DES MOINES (AP) — Gov. Terry Branstad is seeking to meet with federal officials in Washington to urge them to approve Iowa’s proposal to expand low-income health care, an aide said Wednesday.
Health care policy adviser Michael Bousselot said the administration has sought meetings with Health and Human Services Secretary Kathleen Sebelius and with White House officials. He said plans for those meetings were being finalized for early next week when Branstad will be in Washington.
The clock is ticking for the approval, as the new health care marketplaces open for enrollment Oct. 1. Bousselot said state officials are still negotiating some plan details but expect to get the formal sign-off by then.
Iowa lawmakers in May approved legislation that accepts federal dollars offered to states that expand Medicaid under President Barack Obama’s health care overhaul. The plan would cover an estimated 150,000 low-income Iowans, but not on the current Medicaid plan.
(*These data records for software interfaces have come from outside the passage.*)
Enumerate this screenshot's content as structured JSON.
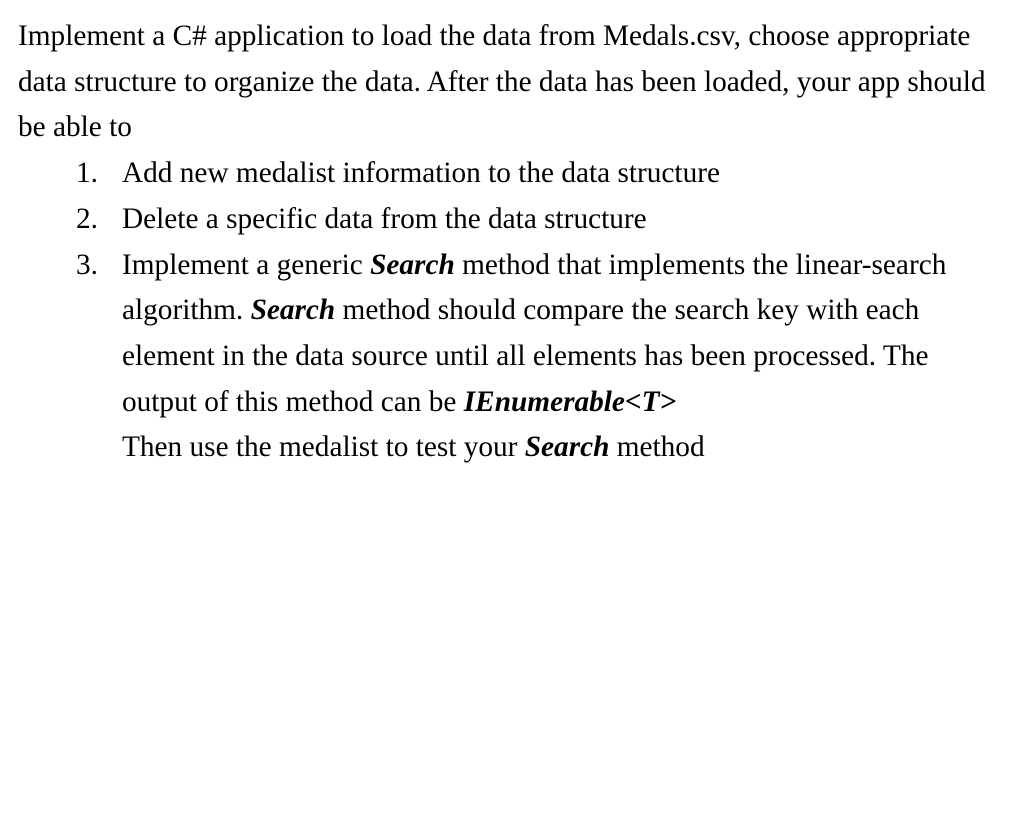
{
  "intro": "Implement a C# application to load the data from Medals.csv, choose appropriate data structure to organize the data. After the data has been loaded, your app should be able to",
  "items": [
    {
      "text": "Add new medalist information to the data structure"
    },
    {
      "text": "Delete a specific data from the data structure"
    },
    {
      "part1": "Implement a generic ",
      "search1": "Search",
      "part2": " method that implements the linear-search algorithm. ",
      "search2": "Search",
      "part3": " method should compare the search key with each element in the data source until all elements has been processed. The output of this method can be ",
      "ienum": "IEnumerable<T>",
      "followPart1": "Then use the medalist to test your ",
      "search3": "Search",
      "followPart2": " method"
    }
  ]
}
Under the Iowa plan, those with incomes up to 100 percent of the poverty line would go on a new state-run health plan with benefits similar to those offered to state workers. People with incomes from 101 to 138 percent of poverty would get private health plans on the new health care exchanges; those premiums would be paid for with the federal dollars.
The state would be able to opt out of the coverage responsibilities if the federal government doesn’t honor the financial commitment. And some participants will have to meet health requirements, such as annual physicals, or face financial contributions.
“The Legislature and the governor came together in a bipartisan fashion to craft a solution for health care,” Bousselot said. “The solution isn’t exactly what Obamacare looks like, but it’s a solution that really is a bipartisan plan that uniquely fits Iowa.”
Branstad submitted the proposal to federal authorities last month. In a letter to Sebelius, Branstad noted another reason the state doesn’t want any delay. Some of those 150,000 people are currently on a limited-benefit state health plan that is set to expire by the end of the year. Without the new program in place, they could lose coverage.
Department of Health and Human Services spokesman Fabien Levy said in a statement that the agency is eager to work with Iowa, as it has with other states.
“HHS is committed to supporting state flexibility and working with states to design Medicaid programs that work for them, within the confines of the law,” Levy said. “HHS stands ready to work with states to explore options that improve care and lower costs in the Medicaid program.”
The Iowa approach is similar to the plan in Arkansas, which is seeking to use federal money to purchase private insurance. Arkansas also is waiting on approval.